Mike Morhaime, the man who co-founded gaming giant Blizzard Entertainment in 1991 (originally under the name Silicon & Synapse) and oversaw the launch of numerous hit franchises, including Warcraft, Diablo and Starcraft, has stepped down as president and CEO. J. Allen Brack, who previously served as executive producer and senior VP for World of Warcraft, will be taking on the lead role, while Morhaime will stay as an advisor. SEE ALSO: 'Battle for Azeroth' is exactly the expansion'World of Warcraft' needed In his farewell post, published on Blizzard's website, Morhaime didn't share the reasons for his departure. "After many years of working with some of the industry's most talented people to create games and worlds for you to play in, I've decided it's time for someone else to lead Blizzard Entertainment," he wrote. Mike – thank you for everything: for setting the foundation for the games, worlds and communities that we love, and for being a guiding light and an example for us all.

Blizzard CEO and president Mike Morhaime steps down


Mike Morhaime has been a part of Blizzard since it was founded in 1991 as Silicon & Synapse, Inc., and now he's stepping down from his role as president and CEO. Former executive producer and senior VP for World of Warcraft J. Allen Brack will take over as president, while Ray Gresko (Overwatch, Diablo III) will step in as chief development officer, while co-founder and former WoW lead designer Allen Adham will join the executive leadership team. In a statement, Morhaime said "After many years of working with some of the industry's most talented people to create games and worlds for you to play in, I've decided it's time for someone else to lead Blizzard Entertainment. I will now serve as an advisor to the company I so love and admire...I truly believe that this amazing community has the potential to be a shining light to the rest of the industry by setting a positive example of inclusivity, tolerance, and acceptance toward others.
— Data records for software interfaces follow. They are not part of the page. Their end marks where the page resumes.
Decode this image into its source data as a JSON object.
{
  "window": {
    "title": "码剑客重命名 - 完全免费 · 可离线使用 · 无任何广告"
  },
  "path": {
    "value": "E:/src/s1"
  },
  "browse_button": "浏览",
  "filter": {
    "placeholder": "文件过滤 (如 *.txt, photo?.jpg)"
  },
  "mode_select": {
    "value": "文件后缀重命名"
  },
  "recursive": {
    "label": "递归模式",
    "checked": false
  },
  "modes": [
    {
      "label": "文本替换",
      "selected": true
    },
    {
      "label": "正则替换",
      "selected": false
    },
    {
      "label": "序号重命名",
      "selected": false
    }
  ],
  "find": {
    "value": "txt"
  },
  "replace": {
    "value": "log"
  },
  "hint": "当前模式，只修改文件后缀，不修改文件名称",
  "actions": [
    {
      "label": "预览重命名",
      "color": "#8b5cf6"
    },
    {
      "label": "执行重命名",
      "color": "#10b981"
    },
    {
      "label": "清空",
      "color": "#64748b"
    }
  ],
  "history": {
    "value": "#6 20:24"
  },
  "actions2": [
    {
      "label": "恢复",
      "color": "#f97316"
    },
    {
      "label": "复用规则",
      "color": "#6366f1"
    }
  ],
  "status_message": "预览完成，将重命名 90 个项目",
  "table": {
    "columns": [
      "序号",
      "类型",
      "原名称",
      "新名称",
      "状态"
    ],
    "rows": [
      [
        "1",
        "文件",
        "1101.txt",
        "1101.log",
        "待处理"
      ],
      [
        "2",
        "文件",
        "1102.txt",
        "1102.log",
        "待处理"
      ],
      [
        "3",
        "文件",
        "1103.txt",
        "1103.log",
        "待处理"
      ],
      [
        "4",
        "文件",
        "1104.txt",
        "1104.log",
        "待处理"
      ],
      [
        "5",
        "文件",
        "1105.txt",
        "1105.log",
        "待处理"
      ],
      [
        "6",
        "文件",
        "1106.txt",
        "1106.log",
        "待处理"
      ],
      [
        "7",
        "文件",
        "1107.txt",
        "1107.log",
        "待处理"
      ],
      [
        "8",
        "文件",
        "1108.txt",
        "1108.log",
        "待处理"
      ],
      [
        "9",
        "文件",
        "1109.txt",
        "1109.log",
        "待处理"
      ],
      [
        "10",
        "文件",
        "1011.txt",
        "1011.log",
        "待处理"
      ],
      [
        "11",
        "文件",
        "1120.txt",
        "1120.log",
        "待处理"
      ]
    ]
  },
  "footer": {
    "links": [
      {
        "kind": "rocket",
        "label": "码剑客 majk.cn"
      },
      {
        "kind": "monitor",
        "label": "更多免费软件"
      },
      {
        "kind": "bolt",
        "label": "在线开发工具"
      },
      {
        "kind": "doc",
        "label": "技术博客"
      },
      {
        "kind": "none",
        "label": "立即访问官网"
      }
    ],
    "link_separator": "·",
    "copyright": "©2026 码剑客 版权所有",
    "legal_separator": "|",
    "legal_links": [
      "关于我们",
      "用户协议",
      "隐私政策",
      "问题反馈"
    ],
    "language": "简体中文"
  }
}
In the words of one of Blizzard's core values: remember to always play nice; play fair.

BlizzCon 2018: Warcraft III remastered, and Overwatch gets a new cowboy
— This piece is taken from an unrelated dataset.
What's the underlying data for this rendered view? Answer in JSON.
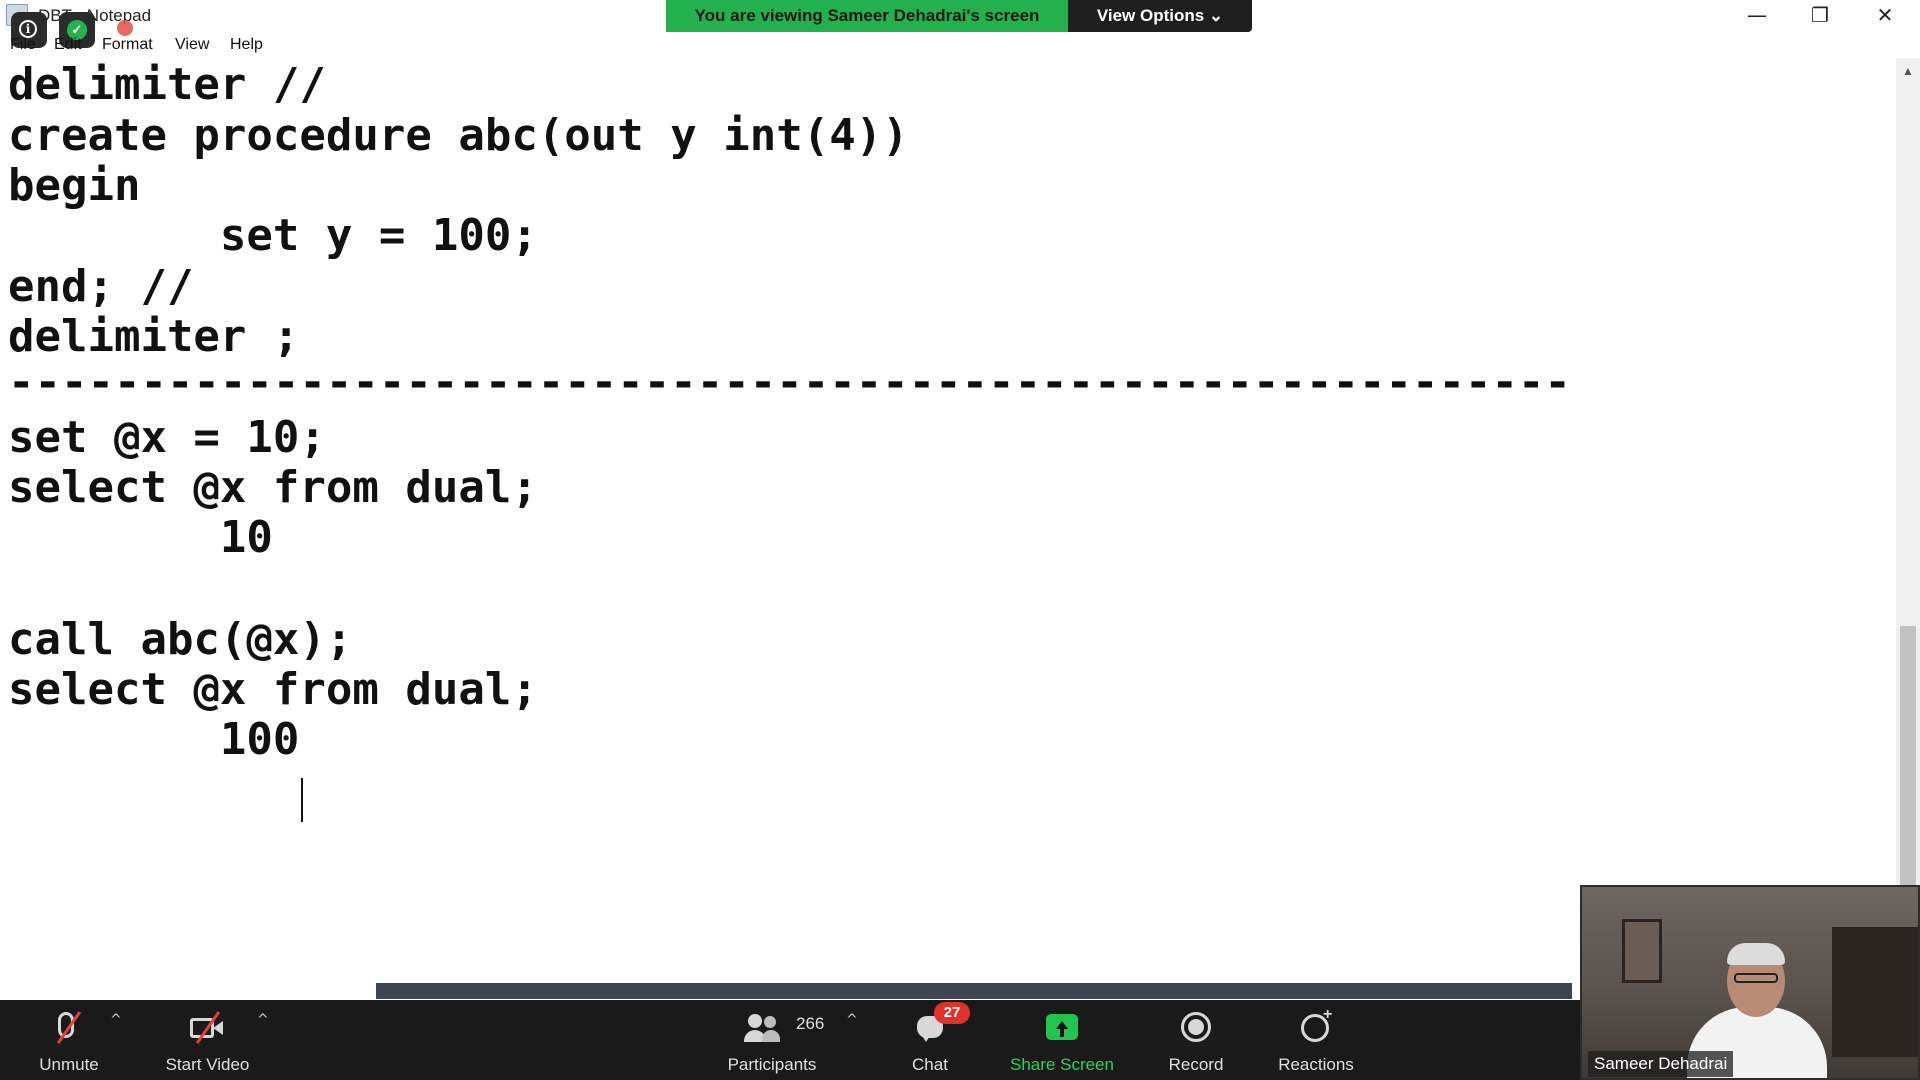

BlizzCon 2018 is the end of an era. Just a few weeks ago, Blizzard announced that co-founder and longtime president Mike Morhaime would be stepping down, replaced with J. Allen Brack. Today's Opening Ceremony kicked off with Morhaime saying goodbye, and you know what? He was a great presenter, not in the overly slick way I'm accustomed to seeing at these sorts of shows, but with a quietspoken passion for the company he'd helped guide for 20-plus years. Blizzard lives on, though, and while 2019 won't be the most exciting year there's still quite a bit in store--including the long-awaited Warcraft III remaster.

Blizzard is interested in bringing all of its franchises to mobile
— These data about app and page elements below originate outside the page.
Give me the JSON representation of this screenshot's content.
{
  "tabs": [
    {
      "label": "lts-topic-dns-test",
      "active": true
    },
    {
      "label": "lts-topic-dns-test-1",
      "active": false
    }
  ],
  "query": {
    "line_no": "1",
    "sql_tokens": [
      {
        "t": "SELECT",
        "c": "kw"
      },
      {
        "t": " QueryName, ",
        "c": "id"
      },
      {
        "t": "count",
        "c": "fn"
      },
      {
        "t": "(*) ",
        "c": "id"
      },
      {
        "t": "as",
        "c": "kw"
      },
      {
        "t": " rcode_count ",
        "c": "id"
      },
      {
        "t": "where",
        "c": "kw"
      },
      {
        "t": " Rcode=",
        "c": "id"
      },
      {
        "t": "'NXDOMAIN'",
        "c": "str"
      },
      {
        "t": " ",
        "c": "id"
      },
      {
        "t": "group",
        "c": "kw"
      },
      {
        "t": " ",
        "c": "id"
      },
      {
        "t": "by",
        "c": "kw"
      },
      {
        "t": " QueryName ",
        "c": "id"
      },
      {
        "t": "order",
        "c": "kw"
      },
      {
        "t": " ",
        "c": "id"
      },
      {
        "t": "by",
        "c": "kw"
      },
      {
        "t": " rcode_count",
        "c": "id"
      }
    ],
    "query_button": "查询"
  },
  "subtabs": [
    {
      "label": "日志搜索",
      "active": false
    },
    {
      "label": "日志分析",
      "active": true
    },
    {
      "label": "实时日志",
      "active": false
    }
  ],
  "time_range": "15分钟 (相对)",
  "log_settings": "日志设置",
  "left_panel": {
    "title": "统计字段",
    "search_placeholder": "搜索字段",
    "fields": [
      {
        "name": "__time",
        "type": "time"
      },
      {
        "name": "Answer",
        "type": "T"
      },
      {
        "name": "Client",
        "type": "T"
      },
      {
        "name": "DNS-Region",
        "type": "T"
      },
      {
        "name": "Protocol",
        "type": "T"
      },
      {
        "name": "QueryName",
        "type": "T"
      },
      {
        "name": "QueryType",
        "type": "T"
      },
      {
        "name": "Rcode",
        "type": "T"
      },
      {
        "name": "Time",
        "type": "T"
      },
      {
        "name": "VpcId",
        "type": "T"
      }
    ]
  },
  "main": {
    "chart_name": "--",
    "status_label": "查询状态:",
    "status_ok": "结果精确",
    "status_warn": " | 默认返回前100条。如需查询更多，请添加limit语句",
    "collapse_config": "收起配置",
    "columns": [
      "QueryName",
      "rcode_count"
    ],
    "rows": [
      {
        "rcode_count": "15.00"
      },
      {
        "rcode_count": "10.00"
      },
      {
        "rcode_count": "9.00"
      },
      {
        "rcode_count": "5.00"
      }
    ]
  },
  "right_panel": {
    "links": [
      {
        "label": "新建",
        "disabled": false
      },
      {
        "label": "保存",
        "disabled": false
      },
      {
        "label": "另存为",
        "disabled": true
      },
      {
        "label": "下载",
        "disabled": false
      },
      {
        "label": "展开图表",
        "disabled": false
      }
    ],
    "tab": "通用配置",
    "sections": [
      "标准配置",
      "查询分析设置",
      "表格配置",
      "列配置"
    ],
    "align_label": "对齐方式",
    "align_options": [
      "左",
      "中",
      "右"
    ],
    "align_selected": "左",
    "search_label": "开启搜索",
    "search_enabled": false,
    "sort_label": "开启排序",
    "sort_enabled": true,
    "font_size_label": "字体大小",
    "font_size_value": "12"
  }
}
Diablo Immortal is just the tip of the iceberg for Blizzard Entertainment's new ventures in mobile. After the reveal of Diablo Immortal at BlizzCon Friday, I had a chance to talk to Blizzard founder Allen Adham, who is currently the executive producer of incubation, about its newly announced mobile game and the possibility of other Blizzard franchises getting the mobile treatment. SEE ALSO: 'World of Warcraft Classic' is kind of agonizing No other new mobile games were confirmed by Adham, but he did nod at the fact that the company is interested in creating more mobile games, even hinting at the fact that more unannounced projects are currently in production. "We're excited to imagine taking all of our IPs [intellectual properties] into this venue and bringing them to a full-on global audience," Adham said. "I think in some cases they'll be completely new games. You see this with Hearthstone -- a total reimagining of an all-new game type using the Warcraft IP. In some cases it might be -- like we've shown with Diablo Immortal -- a similar game type but different and unlinked from the core game franchise."

Blizzard's virtual BlizzCon will be free to watch


Tens of thousands of fans would have attended. Instead, they'll have to make do with an all-digital replacement in February: BlizzConline. Unlike with BlizzCon proper, though, you'll be able to stream the whole event for free. At BlizzCon, only certain aspects are free to watch, including the opening ceremony (at which Blizzard tends to make major announcements about its games) and at least some of the esports events. For everything else, including developer panels, cosplay contests and the closing ceremony, you'd typically need a virtual ticket, which cost $50 last year.